> Exercise data
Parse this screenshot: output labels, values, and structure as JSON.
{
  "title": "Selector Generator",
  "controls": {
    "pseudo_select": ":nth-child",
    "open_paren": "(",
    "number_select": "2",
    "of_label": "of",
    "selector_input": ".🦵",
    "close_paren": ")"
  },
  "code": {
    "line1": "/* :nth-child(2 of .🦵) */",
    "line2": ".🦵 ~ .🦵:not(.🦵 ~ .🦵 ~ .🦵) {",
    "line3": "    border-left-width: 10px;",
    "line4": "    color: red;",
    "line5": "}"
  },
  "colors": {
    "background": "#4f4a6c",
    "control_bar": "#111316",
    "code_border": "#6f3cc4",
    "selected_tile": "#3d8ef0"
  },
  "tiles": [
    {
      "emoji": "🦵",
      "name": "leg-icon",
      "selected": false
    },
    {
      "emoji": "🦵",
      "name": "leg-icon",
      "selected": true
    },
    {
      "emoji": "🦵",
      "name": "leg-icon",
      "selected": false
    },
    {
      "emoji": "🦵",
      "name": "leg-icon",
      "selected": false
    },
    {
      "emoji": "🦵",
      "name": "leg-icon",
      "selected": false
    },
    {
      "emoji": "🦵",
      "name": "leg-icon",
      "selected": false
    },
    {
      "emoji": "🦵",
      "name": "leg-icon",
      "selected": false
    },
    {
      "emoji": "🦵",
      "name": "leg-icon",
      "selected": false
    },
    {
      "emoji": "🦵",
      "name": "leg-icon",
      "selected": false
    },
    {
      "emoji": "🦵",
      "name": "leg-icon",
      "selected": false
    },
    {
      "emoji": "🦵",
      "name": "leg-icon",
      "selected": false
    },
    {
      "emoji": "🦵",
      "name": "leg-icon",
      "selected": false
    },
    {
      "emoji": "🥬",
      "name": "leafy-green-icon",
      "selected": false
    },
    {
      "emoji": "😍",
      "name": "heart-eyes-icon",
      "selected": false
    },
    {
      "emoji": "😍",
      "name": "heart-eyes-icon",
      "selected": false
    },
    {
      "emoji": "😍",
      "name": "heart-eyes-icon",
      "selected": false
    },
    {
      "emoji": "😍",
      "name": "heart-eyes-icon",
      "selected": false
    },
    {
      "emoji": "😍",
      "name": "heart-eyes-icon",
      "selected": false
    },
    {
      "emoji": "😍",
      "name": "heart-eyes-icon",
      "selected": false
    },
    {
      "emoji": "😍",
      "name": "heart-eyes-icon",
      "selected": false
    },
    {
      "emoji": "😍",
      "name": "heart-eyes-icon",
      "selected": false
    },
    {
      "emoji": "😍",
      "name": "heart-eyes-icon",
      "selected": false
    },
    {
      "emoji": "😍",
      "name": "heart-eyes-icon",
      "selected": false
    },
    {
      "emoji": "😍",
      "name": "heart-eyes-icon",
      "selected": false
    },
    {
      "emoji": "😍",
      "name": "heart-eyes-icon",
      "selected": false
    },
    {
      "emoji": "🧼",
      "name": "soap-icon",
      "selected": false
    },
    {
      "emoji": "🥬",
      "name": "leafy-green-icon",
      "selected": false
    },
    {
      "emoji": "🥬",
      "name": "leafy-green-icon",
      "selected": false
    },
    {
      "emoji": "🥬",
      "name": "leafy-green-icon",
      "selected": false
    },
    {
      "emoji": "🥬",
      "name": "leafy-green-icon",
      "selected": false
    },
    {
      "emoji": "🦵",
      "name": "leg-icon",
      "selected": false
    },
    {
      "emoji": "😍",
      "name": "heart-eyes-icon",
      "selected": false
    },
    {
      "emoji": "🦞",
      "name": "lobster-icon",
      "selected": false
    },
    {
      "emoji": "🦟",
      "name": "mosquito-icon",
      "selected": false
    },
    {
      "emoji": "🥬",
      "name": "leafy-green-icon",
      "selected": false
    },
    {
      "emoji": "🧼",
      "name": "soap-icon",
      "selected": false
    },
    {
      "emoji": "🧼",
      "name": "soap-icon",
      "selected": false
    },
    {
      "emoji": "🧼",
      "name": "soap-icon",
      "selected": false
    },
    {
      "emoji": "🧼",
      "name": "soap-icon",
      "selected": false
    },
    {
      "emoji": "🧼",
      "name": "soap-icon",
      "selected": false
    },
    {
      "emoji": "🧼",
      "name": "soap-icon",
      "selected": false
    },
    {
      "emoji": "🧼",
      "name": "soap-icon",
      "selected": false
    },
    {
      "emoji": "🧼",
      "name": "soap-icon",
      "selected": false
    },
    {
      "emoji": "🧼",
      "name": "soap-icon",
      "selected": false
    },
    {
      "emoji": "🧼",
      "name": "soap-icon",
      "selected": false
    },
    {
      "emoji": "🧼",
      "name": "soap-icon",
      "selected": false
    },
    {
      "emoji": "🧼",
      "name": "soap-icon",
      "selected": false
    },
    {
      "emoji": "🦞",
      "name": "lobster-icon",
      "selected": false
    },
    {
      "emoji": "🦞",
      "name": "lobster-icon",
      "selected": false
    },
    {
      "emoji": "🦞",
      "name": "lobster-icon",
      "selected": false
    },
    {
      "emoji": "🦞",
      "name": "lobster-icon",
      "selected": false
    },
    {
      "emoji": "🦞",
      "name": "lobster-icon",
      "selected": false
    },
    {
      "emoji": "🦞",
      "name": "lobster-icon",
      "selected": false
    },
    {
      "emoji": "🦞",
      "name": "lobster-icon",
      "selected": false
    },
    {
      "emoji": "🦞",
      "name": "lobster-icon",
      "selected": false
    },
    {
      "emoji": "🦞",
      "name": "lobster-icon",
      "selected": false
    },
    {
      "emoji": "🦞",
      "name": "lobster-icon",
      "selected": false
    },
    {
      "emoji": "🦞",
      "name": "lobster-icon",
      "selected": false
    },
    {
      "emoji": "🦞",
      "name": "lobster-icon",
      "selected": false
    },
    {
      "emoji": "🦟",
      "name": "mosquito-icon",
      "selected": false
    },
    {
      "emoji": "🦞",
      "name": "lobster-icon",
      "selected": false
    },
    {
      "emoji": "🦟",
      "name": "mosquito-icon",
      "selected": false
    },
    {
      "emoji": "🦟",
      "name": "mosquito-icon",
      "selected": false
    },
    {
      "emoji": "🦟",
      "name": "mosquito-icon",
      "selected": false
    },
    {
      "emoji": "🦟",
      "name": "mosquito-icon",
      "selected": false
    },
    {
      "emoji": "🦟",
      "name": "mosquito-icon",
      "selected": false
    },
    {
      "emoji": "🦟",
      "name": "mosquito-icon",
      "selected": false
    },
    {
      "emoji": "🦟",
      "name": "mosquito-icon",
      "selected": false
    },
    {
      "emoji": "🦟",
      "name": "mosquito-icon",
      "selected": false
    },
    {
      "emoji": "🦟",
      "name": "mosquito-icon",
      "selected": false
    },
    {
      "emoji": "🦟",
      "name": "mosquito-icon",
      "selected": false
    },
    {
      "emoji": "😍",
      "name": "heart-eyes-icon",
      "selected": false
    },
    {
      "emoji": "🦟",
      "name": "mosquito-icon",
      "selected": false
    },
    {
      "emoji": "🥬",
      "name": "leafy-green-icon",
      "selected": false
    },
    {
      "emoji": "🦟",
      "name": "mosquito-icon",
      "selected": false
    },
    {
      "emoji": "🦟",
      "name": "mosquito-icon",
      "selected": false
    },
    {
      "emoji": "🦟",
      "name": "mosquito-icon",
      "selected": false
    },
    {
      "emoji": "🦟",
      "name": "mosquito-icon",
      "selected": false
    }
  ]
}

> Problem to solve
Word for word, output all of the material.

> Your solution
Parse this screenshot: output labels, values, and structure as JSON.
{
  "title": "Selector Generator",
  "controls": {
    "pseudo_select": ":nth-child",
    "open_paren": "(",
    "number_select": "2",
    "of_label": "of",
    "selector_input": ".🦵",
    "close_paren": ")"
  },
  "code": {
    "line1": "/* :nth-child(2 of .🦵) */",
    "line2": ".🦵 ~ .🦵:not(.🦵 ~ .🦵 ~ .🦵) {",
    "line3": "    border-left-width: 10px;",
    "line4": "    color: red;",
    "line5": "}"
  },
  "colors": {
    "background": "#4f4a6c",
    "control_bar": "#111316",
    "code_border": "#6f3cc4",
    "selected_tile": "#3d8ef0"
  },
  "tiles": [
    {
      "emoji": "🦵",
      "name": "leg-icon",
      "selected": false
    },
    {
      "emoji": "🦵",
      "name": "leg-icon",
      "selected": true
    },
    {
      "emoji": "🦵",
      "name": "leg-icon",
      "selected": false
    },
    {
      "emoji": "🦵",
      "name": "leg-icon",
      "selected": false
    },
    {
      "emoji": "🦵",
      "name": "leg-icon",
      "selected": false
    },
    {
      "emoji": "🦵",
      "name": "leg-icon",
      "selected": false
    },
    {
      "emoji": "🦵",
      "name": "leg-icon",
      "selected": false
    },
    {
      "emoji": "🦵",
      "name": "leg-icon",
      "selected": false
    },
    {
      "emoji": "🦵",
      "name": "leg-icon",
      "selected": false
    },
    {
      "emoji": "🦵",
      "name": "leg-icon",
      "selected": false
    },
    {
      "emoji": "🦵",
      "name": "leg-icon",
      "selected": false
    },
    {
      "emoji": "🦵",
      "name": "leg-icon",
      "selected": false
    },
    {
      "emoji": "🥬",
      "name": "leafy-green-icon",
      "selected": false
    },
    {
      "emoji": "😍",
      "name": "heart-eyes-icon",
      "selected": false
    },
    {
      "emoji": "😍",
      "name": "heart-eyes-icon",
      "selected": false
    },
    {
      "emoji": "😍",
      "name": "heart-eyes-icon",
      "selected": false
    },
    {
      "emoji": "😍",
      "name": "heart-eyes-icon",
      "selected": false
    },
    {
      "emoji": "😍",
      "name": "heart-eyes-icon",
      "selected": false
    },
    {
      "emoji": "😍",
      "name": "heart-eyes-icon",
      "selected": false
    },
    {
      "emoji": "😍",
      "name": "heart-eyes-icon",
      "selected": false
    },
    {
      "emoji": "😍",
      "name": "heart-eyes-icon",
      "selected": false
    },
    {
      "emoji": "😍",
      "name": "heart-eyes-icon",
      "selected": false
    },
    {
      "emoji": "😍",
      "name": "heart-eyes-icon",
      "selected": false
    },
    {
      "emoji": "😍",
      "name": "heart-eyes-icon",
      "selected": false
    },
    {
      "emoji": "😍",
      "name": "heart-eyes-icon",
      "selected": false
    },
    {
      "emoji": "🧼",
      "name": "soap-icon",
      "selected": false
    },
    {
      "emoji": "🥬",
      "name": "leafy-green-icon",
      "selected": false
    },
    {
      "emoji": "🥬",
      "name": "leafy-green-icon",
      "selected": false
    },
    {
      "emoji": "🥬",
      "name": "leafy-green-icon",
      "selected": false
    },
    {
      "emoji": "🥬",
      "name": "leafy-green-icon",
      "selected": false
    },
    {
      "emoji": "🦵",
      "name": "leg-icon",
      "selected": false
    },
    {
      "emoji": "😍",
      "name": "heart-eyes-icon",
      "selected": false
    },
    {
      "emoji": "🦞",
      "name": "lobster-icon",
      "selected": false
    },
    {
      "emoji": "🦟",
      "name": "mosquito-icon",
      "selected": false
    },
    {
      "emoji": "🥬",
      "name": "leafy-green-icon",
      "selected": false
    },
    {
      "emoji": "🧼",
      "name": "soap-icon",
      "selected": false
    },
    {
      "emoji": "🧼",
      "name": "soap-icon",
      "selected": false
    },
    {
      "emoji": "🧼",
      "name": "soap-icon",
      "selected": false
    },
    {
      "emoji": "🧼",
      "name": "soap-icon",
      "selected": false
    },
    {
      "emoji": "🧼",
      "name": "soap-icon",
      "selected": false
    },
    {
      "emoji": "🧼",
      "name": "soap-icon",
      "selected": false
    },
    {
      "emoji": "🧼",
      "name": "soap-icon",
      "selected": false
    },
    {
      "emoji": "🧼",
      "name": "soap-icon",
      "selected": false
    },
    {
      "emoji": "🧼",
      "name": "soap-icon",
      "selected": false
    },
    {
      "emoji": "🧼",
      "name": "soap-icon",
      "selected": false
    },
    {
      "emoji": "🧼",
      "name": "soap-icon",
      "selected": false
    },
    {
      "emoji": "🧼",
      "name": "soap-icon",
      "selected": false
    },
    {
      "emoji": "🦞",
      "name": "lobster-icon",
      "selected": false
    },
    {
      "emoji": "🦞",
      "name": "lobster-icon",
      "selected": false
    },
    {
      "emoji": "🦞",
      "name": "lobster-icon",
      "selected": false
    },
    {
      "emoji": "🦞",
      "name": "lobster-icon",
      "selected": false
    },
    {
      "emoji": "🦞",
      "name": "lobster-icon",
      "selected": false
    },
    {
      "emoji": "🦞",
      "name": "lobster-icon",
      "selected": false
    },
    {
      "emoji": "🦞",
      "name": "lobster-icon",
      "selected": false
    },
    {
      "emoji": "🦞",
      "name": "lobster-icon",
      "selected": false
    },
    {
      "emoji": "🦞",
      "name": "lobster-icon",
      "selected": false
    },
    {
      "emoji": "🦞",
      "name": "lobster-icon",
      "selected": false
    },
    {
      "emoji": "🦞",
      "name": "lobster-icon",
      "selected": false
    },
    {
      "emoji": "🦞",
      "name": "lobster-icon",
      "selected": false
    },
    {
      "emoji": "🦟",
      "name": "mosquito-icon",
      "selected": false
    },
    {
      "emoji": "🦞",
      "name": "lobster-icon",
      "selected": false
    },
    {
      "emoji": "🦟",
      "name": "mosquito-icon",
      "selected": false
    },
    {
      "emoji": "🦟",
      "name": "mosquito-icon",
      "selected": false
    },
    {
      "emoji": "🦟",
      "name": "mosquito-icon",
      "selected": false
    },
    {
      "emoji": "🦟",
      "name": "mosquito-icon",
      "selected": false
    },
    {
      "emoji": "🦟",
      "name": "mosquito-icon",
      "selected": false
    },
    {
      "emoji": "🦟",
      "name": "mosquito-icon",
      "selected": false
    },
    {
      "emoji": "🦟",
      "name": "mosquito-icon",
      "selected": false
    },
    {
      "emoji": "🦟",
      "name": "mosquito-icon",
      "selected": false
    },
    {
      "emoji": "🦟",
      "name": "mosquito-icon",
      "selected": false
    },
    {
      "emoji": "🦟",
      "name": "mosquito-icon",
      "selected": false
    },
    {
      "emoji": "😍",
      "name": "heart-eyes-icon",
      "selected": false
    },
    {
      "emoji": "🦟",
      "name": "mosquito-icon",
      "selected": false
    },
    {
      "emoji": "🥬",
      "name": "leafy-green-icon",
      "selected": false
    },
    {
      "emoji": "🦟",
      "name": "mosquito-icon",
      "selected": false
    },
    {
      "emoji": "🦟",
      "name": "mosquito-icon",
      "selected": false
    },
    {
      "emoji": "🦟",
      "name": "mosquito-icon",
      "selected": false
    },
    {
      "emoji": "🦟",
      "name": "mosquito-icon",
      "selected": false
    }
  ]
}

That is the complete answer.